» INPUT FOR THIS TASK
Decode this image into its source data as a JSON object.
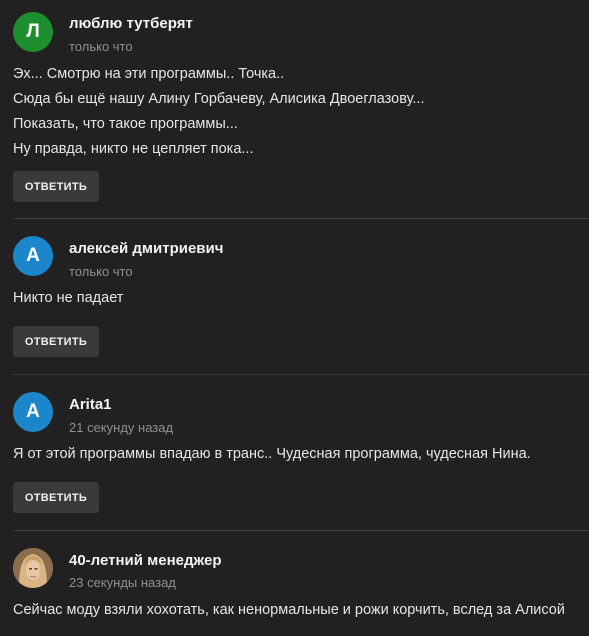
{
  "comments": [
    {
      "avatar_letter": "Л",
      "avatar_color": "#1e8f2e",
      "author": "люблю тутберят",
      "time": "только что",
      "lines": [
        "Эх... Смотрю на эти программы.. Точка..",
        "Сюда бы ещё нашу Алину Горбачеву, Алисика Двоеглазову...",
        "Показать, что такое программы...",
        "Ну правда, никто не цепляет пока..."
      ],
      "reply_label": "ОТВЕТИТЬ"
    },
    {
      "avatar_letter": "А",
      "avatar_color": "#1b86c9",
      "author": "алексей дмитриевич",
      "time": "только что",
      "lines": [
        "Никто не падает"
      ],
      "reply_label": "ОТВЕТИТЬ"
    },
    {
      "avatar_letter": "А",
      "avatar_color": "#1b86c9",
      "author": "Arita1",
      "time": "21 секунду назад",
      "lines": [
        "Я от этой программы впадаю в транс.. Чудесная программа, чудесная Нина."
      ],
      "reply_label": "ОТВЕТИТЬ"
    },
    {
      "avatar_letter": "",
      "avatar_color": "#b8956a",
      "author": "40-летний менеджер",
      "time": "23 секунды назад",
      "lines": [
        "Сейчас моду взяли хохотать, как ненормальные и рожи корчить, вслед за Алисой"
      ]
    }
  ]
}
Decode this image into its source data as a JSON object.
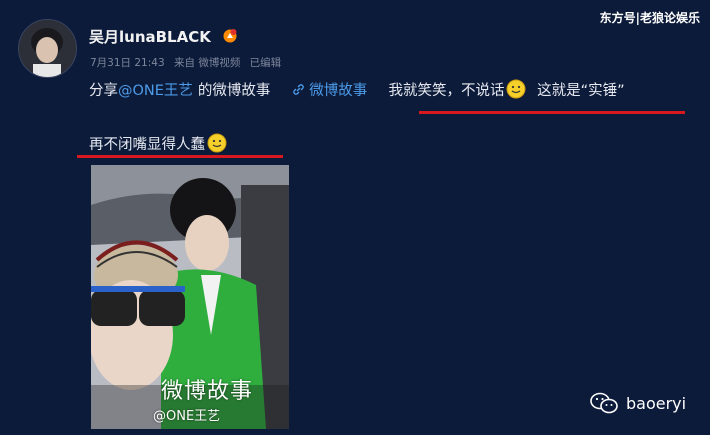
{
  "watermark_top": "东方号|老狼论娱乐",
  "post": {
    "author": "吴月lunaBLACK",
    "date": "7月31日 21:43",
    "source": "来自 微博视频",
    "edited": "已编辑",
    "share_prefix": "分享",
    "mention": "@ONE王艺",
    "share_suffix": "的微博故事",
    "story_link": "微博故事",
    "text1": "我就笑笑，不说话",
    "text2": "这就是“实锤”",
    "text3": "再不闭嘴显得人蠢"
  },
  "video": {
    "caption": "微博故事",
    "handle": "@ONE王艺"
  },
  "watermark_bottom": "baoeryi",
  "colors": {
    "background": "#0d1b3a",
    "link": "#4c9be8",
    "underline": "#d7191f",
    "meta": "#7d879c"
  }
}
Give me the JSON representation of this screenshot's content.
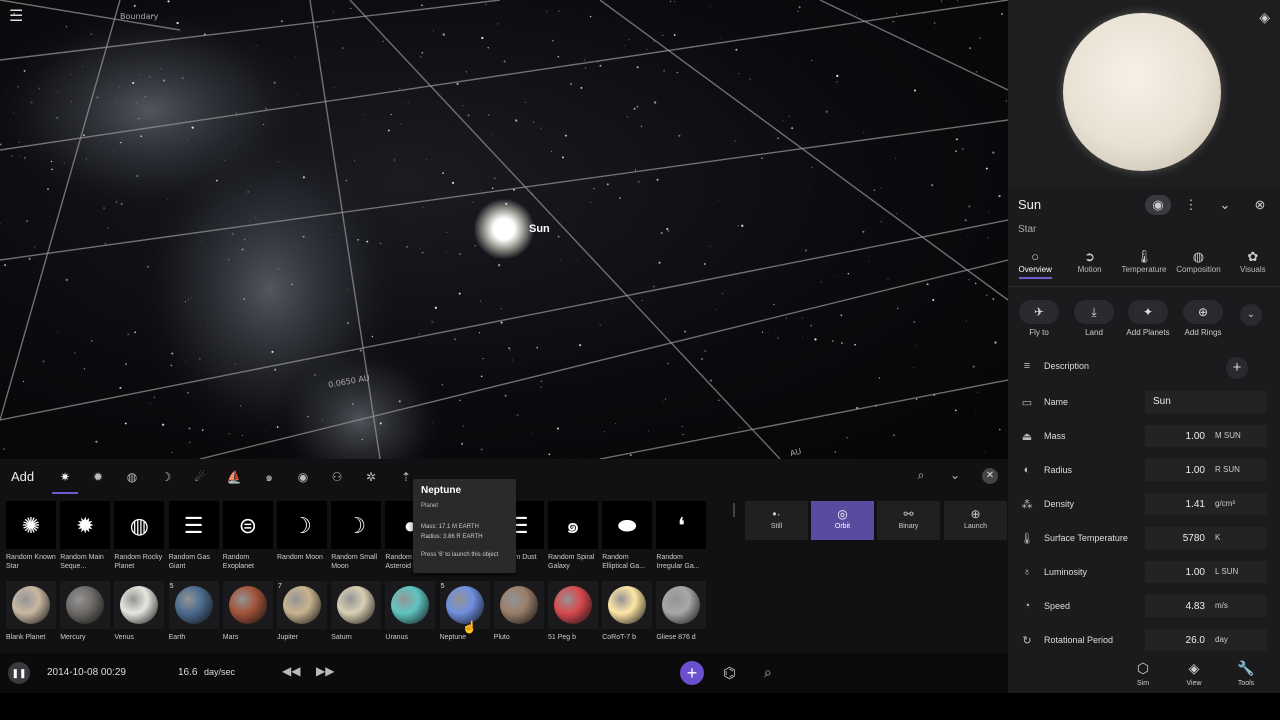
{
  "viewport": {
    "sun_label": "Sun",
    "grid_label_a": "0.0650 AU",
    "grid_label_b": "AU",
    "grid_label_c": "Boundary"
  },
  "panel": {
    "title": "Sun",
    "type": "Star",
    "tabs": [
      {
        "label": "Overview",
        "icon": "circle-icon"
      },
      {
        "label": "Motion",
        "icon": "motion-icon"
      },
      {
        "label": "Temperature",
        "icon": "thermometer-icon"
      },
      {
        "label": "Composition",
        "icon": "composition-icon"
      },
      {
        "label": "Visuals",
        "icon": "palette-icon"
      }
    ],
    "actions": [
      {
        "label": "Fly to",
        "icon": "plane-icon"
      },
      {
        "label": "Land",
        "icon": "land-icon"
      },
      {
        "label": "Add Planets",
        "icon": "add-planets-icon"
      },
      {
        "label": "Add Rings",
        "icon": "add-rings-icon"
      }
    ],
    "description_label": "Description",
    "properties": [
      {
        "label": "Name",
        "value": "Sun",
        "unit": ""
      },
      {
        "label": "Mass",
        "value": "1.00",
        "unit": "M SUN"
      },
      {
        "label": "Radius",
        "value": "1.00",
        "unit": "R SUN"
      },
      {
        "label": "Density",
        "value": "1.41",
        "unit": "g/cm³"
      },
      {
        "label": "Surface Temperature",
        "value": "5780",
        "unit": "K"
      },
      {
        "label": "Luminosity",
        "value": "1.00",
        "unit": "L SUN"
      },
      {
        "label": "Speed",
        "value": "4.83",
        "unit": "m/s"
      },
      {
        "label": "Rotational Period",
        "value": "26.0",
        "unit": "day"
      }
    ]
  },
  "tray": {
    "title": "Add",
    "row1": [
      {
        "label": "Random Known Star",
        "glyph": "✺"
      },
      {
        "label": "Random Main Seque...",
        "glyph": "✹"
      },
      {
        "label": "Random Rocky Planet",
        "glyph": "◍"
      },
      {
        "label": "Random Gas Giant",
        "glyph": "☰"
      },
      {
        "label": "Random Exoplanet",
        "glyph": "⊜"
      },
      {
        "label": "Random Moon",
        "glyph": "☽"
      },
      {
        "label": "Random Small Moon",
        "glyph": "☽"
      },
      {
        "label": "Random Asteroid",
        "glyph": "●"
      },
      {
        "label": "",
        "glyph": ""
      },
      {
        "label": "Random Dust",
        "glyph": "☰"
      },
      {
        "label": "Random Spiral Galaxy",
        "glyph": "๑"
      },
      {
        "label": "Random Elliptical Ga...",
        "glyph": "⬬"
      },
      {
        "label": "Random Irregular Ga...",
        "glyph": "❛"
      }
    ],
    "row2": [
      {
        "label": "Blank Planet",
        "color": "#c9b8a3",
        "num": ""
      },
      {
        "label": "Mercury",
        "color": "#6d6a66",
        "num": ""
      },
      {
        "label": "Venus",
        "color": "#e8e6e0",
        "num": ""
      },
      {
        "label": "Earth",
        "color": "#4b6c8e",
        "num": "5"
      },
      {
        "label": "Mars",
        "color": "#a4533a",
        "num": ""
      },
      {
        "label": "Jupiter",
        "color": "#c9b48e",
        "num": "7"
      },
      {
        "label": "Saturn",
        "color": "#d8cfb3",
        "num": ""
      },
      {
        "label": "Uranus",
        "color": "#5fc6c2",
        "num": ""
      },
      {
        "label": "Neptune",
        "color": "#6f8fe0",
        "num": "5"
      },
      {
        "label": "Pluto",
        "color": "#9a7e6a",
        "num": ""
      },
      {
        "label": "51 Peg b",
        "color": "#d94a4f",
        "num": ""
      },
      {
        "label": "CoRoT-7 b",
        "color": "#ffe7a6",
        "num": ""
      },
      {
        "label": "Gliese 876 d",
        "color": "#a8a8a8",
        "num": ""
      }
    ],
    "modes": [
      {
        "label": "Still",
        "icon": "still-icon"
      },
      {
        "label": "Orbit",
        "icon": "orbit-icon"
      },
      {
        "label": "Binary",
        "icon": "binary-icon"
      },
      {
        "label": "Launch",
        "icon": "launch-icon"
      }
    ],
    "tooltip": {
      "title": "Neptune",
      "subtitle": "Planet",
      "mass": "Mass: 17.1 M EARTH",
      "radius": "Radius: 3.86 R EARTH",
      "hint": "Press '6' to launch this object"
    }
  },
  "bottombar": {
    "date": "2014-10-08 00:29",
    "speed": "16.6",
    "speed_unit": "day/sec",
    "nav": [
      {
        "label": "Sim",
        "icon": "cube-icon"
      },
      {
        "label": "View",
        "icon": "layers-icon"
      },
      {
        "label": "Tools",
        "icon": "wrench-icon"
      }
    ]
  },
  "colors": {
    "accent": "#6a4fcf",
    "panel_bg": "#1b1b1d",
    "tray_bg": "#111113"
  }
}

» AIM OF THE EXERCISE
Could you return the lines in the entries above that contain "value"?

» COMPLETED EXERCISE
        "value": "Sun",
        "value": "1.00",
        "value": "1.00",
        "value": "1.41",
        "value": "5780",
        "value": "1.00",
        "value": "4.83",
        "value": "26.0",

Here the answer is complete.